* _What to produce_: Find the word "Current" in the records below. List each line containing it.

* _Provided records_:

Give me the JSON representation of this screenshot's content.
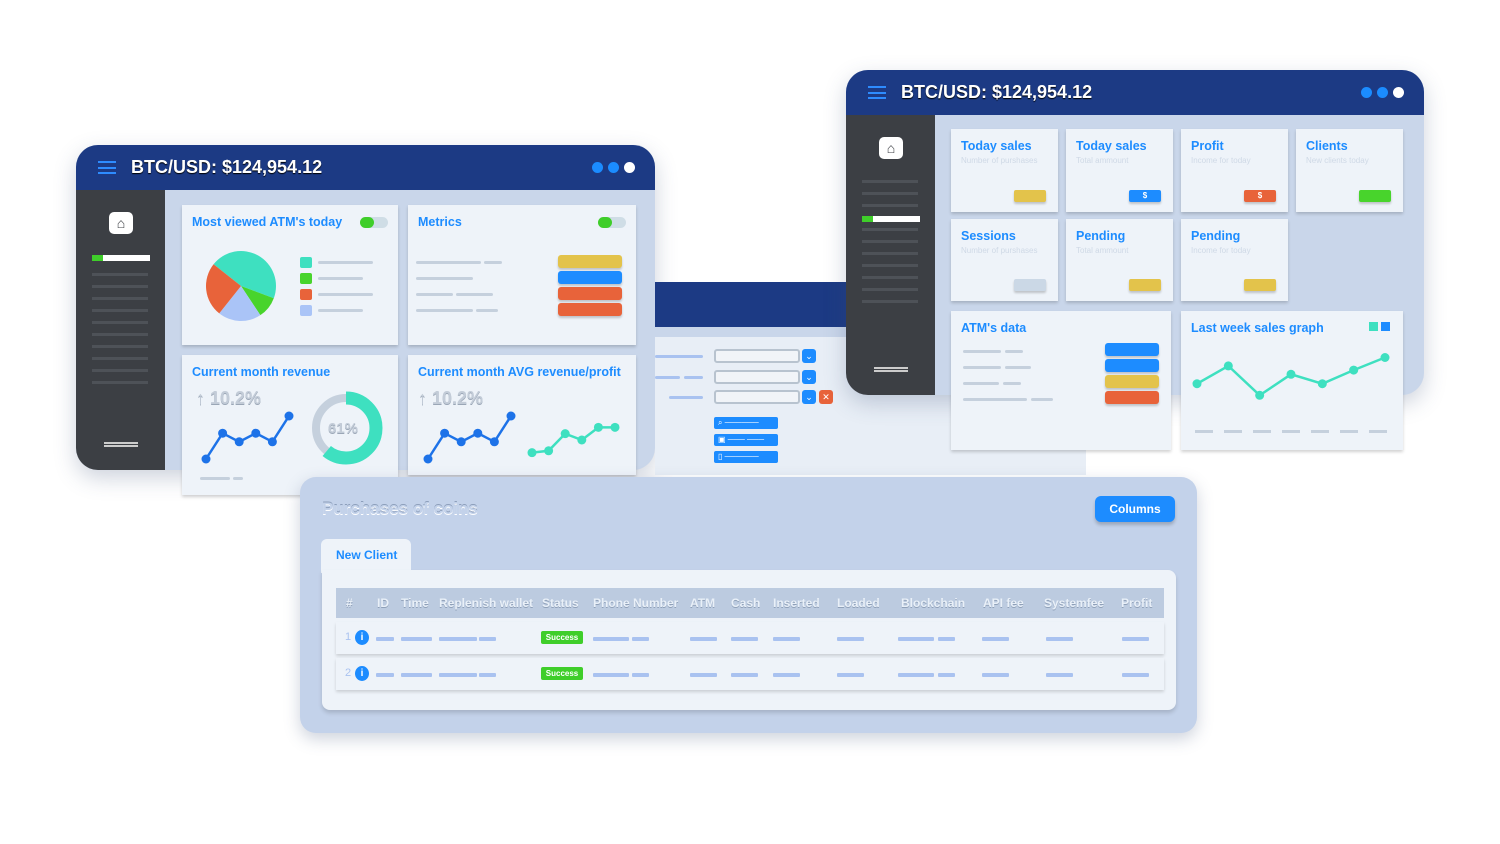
{
  "header": {
    "title": "BTC/USD: $124,954.12"
  },
  "left_window": {
    "most_viewed": {
      "title": "Most viewed ATM's today",
      "pie": [
        {
          "value": 45,
          "color": "#3ee0c0"
        },
        {
          "value": 10,
          "color": "#48d42c"
        },
        {
          "value": 20,
          "color": "#aac4f7"
        },
        {
          "value": 25,
          "color": "#e8633a"
        }
      ]
    },
    "metrics": {
      "title": "Metrics",
      "bars": [
        "#e3c34b",
        "#1d8cff",
        "#e8633a",
        "#e8633a"
      ]
    },
    "revenue": {
      "title": "Current month revenue",
      "change": "10.2%",
      "donut": "61%",
      "donut_value": 61,
      "line": [
        1,
        4,
        3,
        4,
        3,
        6
      ]
    },
    "avg": {
      "title": "Current month AVG revenue/profit",
      "change": "10.2%",
      "line_revenue": [
        1,
        4,
        3,
        4,
        3,
        6
      ],
      "line_profit": [
        1,
        1.3,
        4,
        3,
        5,
        5
      ]
    }
  },
  "right_window": {
    "stats": [
      {
        "title": "Today sales",
        "subtitle": "Number of purshases",
        "chip": "",
        "color": "#e3c34b"
      },
      {
        "title": "Today sales",
        "subtitle": "Total ammount",
        "chip": "$",
        "color": "#1d8cff"
      },
      {
        "title": "Profit",
        "subtitle": "Income for today",
        "chip": "$",
        "color": "#e8633a"
      },
      {
        "title": "Clients",
        "subtitle": "New clients today",
        "chip": "",
        "color": "#48d42c"
      },
      {
        "title": "Sessions",
        "subtitle": "Number of purshases",
        "chip": "",
        "color": "#cbd8e6"
      },
      {
        "title": "Pending",
        "subtitle": "Total ammount",
        "chip": "",
        "color": "#e3c34b"
      },
      {
        "title": "Pending",
        "subtitle": "Income for today",
        "chip": "",
        "color": "#e3c34b"
      }
    ],
    "atm_data": {
      "title": "ATM's data",
      "bars": [
        "#1d8cff",
        "#1d8cff",
        "#e3c34b",
        "#e8633a"
      ]
    },
    "sales_graph": {
      "title": "Last week sales graph",
      "values": [
        3.5,
        5.2,
        2.4,
        4.4,
        3.5,
        4.8,
        6
      ]
    }
  },
  "purchases": {
    "title": "Purchases of coins",
    "columns_button": "Columns",
    "tab": "New Client",
    "columns": [
      "#",
      "ID",
      "Time",
      "Replenish wallet",
      "Status",
      "Phone Number",
      "ATM",
      "Cash",
      "Inserted",
      "Loaded",
      "Blockchain",
      "API fee",
      "Systemfee",
      "Profit"
    ],
    "rows": [
      {
        "num": "1",
        "status": "Success"
      },
      {
        "num": "2",
        "status": "Success"
      }
    ]
  }
}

* _Written reply_:
      "title": "Current month revenue",
      "title": "Current month AVG revenue/profit",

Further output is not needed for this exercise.